den of vipers and leaving her to her fate? Or did he make that mistake a long time ago, when he returned to the Church instead
of marrying her? It was not too late, he thought. There was still time to abandon this sinking ship and run away with her.
There would be a scandal, of course. His name would be dragged through the mud. They would have no choice but to go into seclusion.
A Caribbean island, perhaps. Or a little villa in the hills near Perugia. Schubert's piano sonatas, a few paperbacks scattered
on the bare tile floor, Veronica wearing nothing but his old Georgetown sweatshirt. For a few glorious months, she was entirely
Francona's voice dragged Donati from the past to the present. As yet, he had failed to explain Donati's presence in the Casa
Santa Marta on the eve of the conclave. It was clear, however, that Francona's audience was thinking of nothing else. Forty-two
of them had accepted the Order's money in exchange for their votes. It was a crime against a conclave, the sacred passing
of the keys of St. Peter from one pope to the next. For now, at least, it was still a crime in progress.
Slowly, Excellency. With a great deal of painÂ .Â .Â .
They were not all hopelessly corrupt, thought Donati. In fact, many were good and decent men of prayer and reflection who were more than capable of leading the Church into the future. Cardinal Navarro, the favorite, would make a fine pope.
So would Gaubert or Duarte, the archbishop of Manila, though Donati was not convinced the Church was ready for an Asian pope.
It was, however, ready for an American. Kevin Brady of Los Angeles was the obvious choice. Youngish and telegenic, he was
a fluent Spanish speaker with an Irishman's gift of the gab. He'd made mistakes with a couple of abusive priests, but for
the most part he had emerged from the scandal cleaner than most. The worst thing Donati could do was tip his hand. It would
be the kiss of death. He intended to bestow that on Cardinal Franz von Emmerich of Vienna.
Francona folded his paper in half, twice, as though it were a conclave ballot. Donati realized he still hadn't decided what

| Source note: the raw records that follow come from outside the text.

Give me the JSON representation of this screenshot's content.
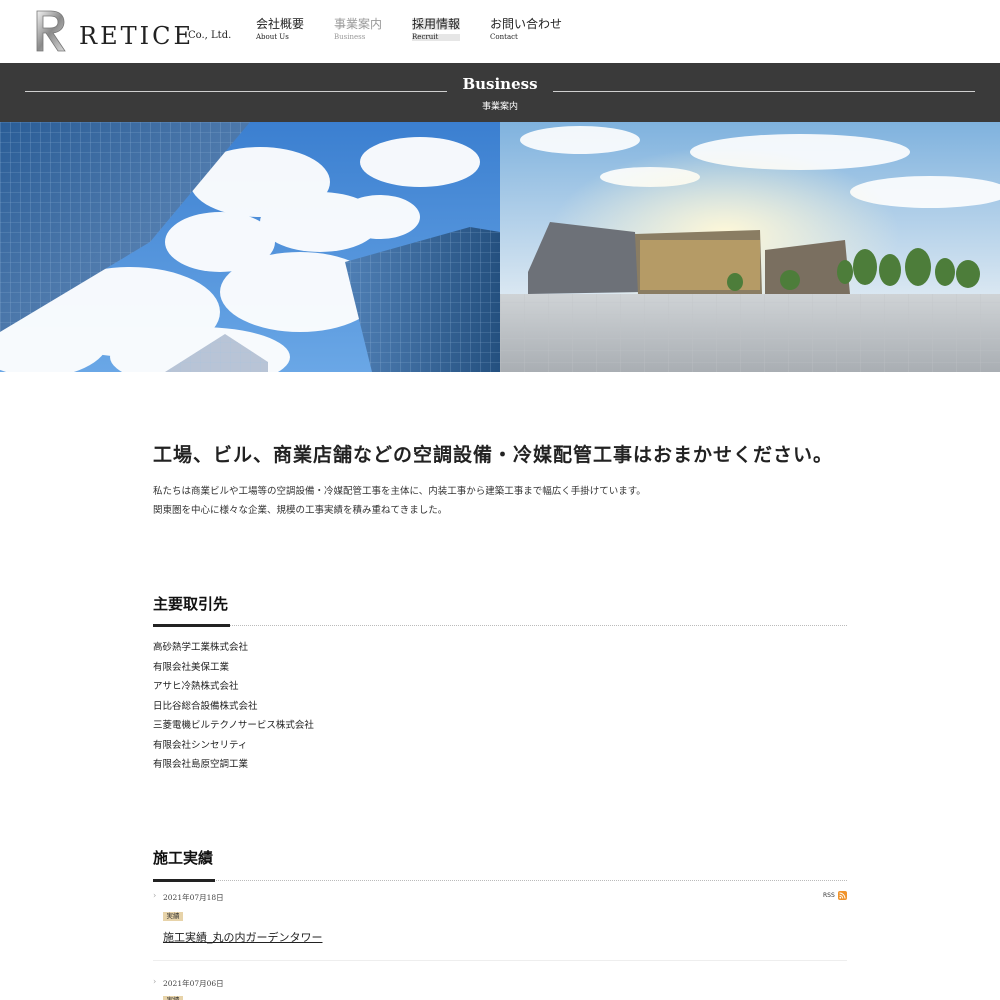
{
  "header": {
    "logo_text": "RETICE",
    "logo_sub": "Co., Ltd.",
    "nav": [
      {
        "jp": "会社概要",
        "en": "About Us"
      },
      {
        "jp": "事業案内",
        "en": "Business"
      },
      {
        "jp": "採用情報",
        "en": "Recruit"
      },
      {
        "jp": "お問い合わせ",
        "en": "Contact"
      }
    ]
  },
  "banner": {
    "title": "Business",
    "subtitle": "事業案内"
  },
  "intro": {
    "lead": "工場、ビル、商業店舗などの空調設備・冷媒配管工事はおまかせください。",
    "line1": "私たちは商業ビルや工場等の空調設備・冷媒配管工事を主体に、内装工事から建築工事まで幅広く手掛けています。",
    "line2": "関東圏を中心に様々な企業、規模の工事実績を積み重ねてきました。"
  },
  "clients": {
    "title": "主要取引先",
    "items": [
      "高砂熱学工業株式会社",
      "有限会社美保工業",
      "アサヒ冷熱株式会社",
      "日比谷総合設備株式会社",
      "三菱電機ビルテクノサービス株式会社",
      "有限会社シンセリティ",
      "有限会社島原空調工業"
    ]
  },
  "works": {
    "title": "施工実績",
    "rss_label": "RSS",
    "posts": [
      {
        "date": "2021年07月18日",
        "tag": "実績",
        "title": "施工実績_丸の内ガーデンタワー"
      },
      {
        "date": "2021年07月06日",
        "tag": "実績",
        "title": ""
      }
    ]
  },
  "colors": {
    "band": "#3a3a3a",
    "tag": "#e7d3a9",
    "rss": "#f0932b"
  }
}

he was going to say to these men assembled before him, these high priests of the Church. Admittedly, homilies were not his
strong suit. He was a man of action rather than words, a priest of the streets and the barrios, a missionary.
A fighter of lost causesÂ .Â .Â .
Francona noisily dislodged something from his throat. “And now a final piece of business. Archbishop Donati has requested
permission to address you on a matter of the utmost urgency. After careful consideration, I have agreedâ”
It was Domenico Albanese who objected, loudly. “Dean Francona, this is most unusual. As camerlengo, I must protest.”
“The decision to let Archbishop Donati speak is entirely mine. Having said that, you are under no obligation to stay. If you
intend to leave, please do so now. That goes for all of you.”
No one moved, including Albanese. “Does this not constitute outside interference in the conclave, Dean Francona?”
“The conclave does not begin until tomorrow afternoon. As
for the question of interference, you would know better than I, Eminence.”
Albanese seethed but said nothing more. Francona stepped away from the pulpit and with a nod invited Donati to take his place.
He walked slowly toward the first row of chairs instead and stood directly in front of Cardinal Kevin Brady.
“Good evening, my brothers in Christ.”
Not one voice returned his greeting.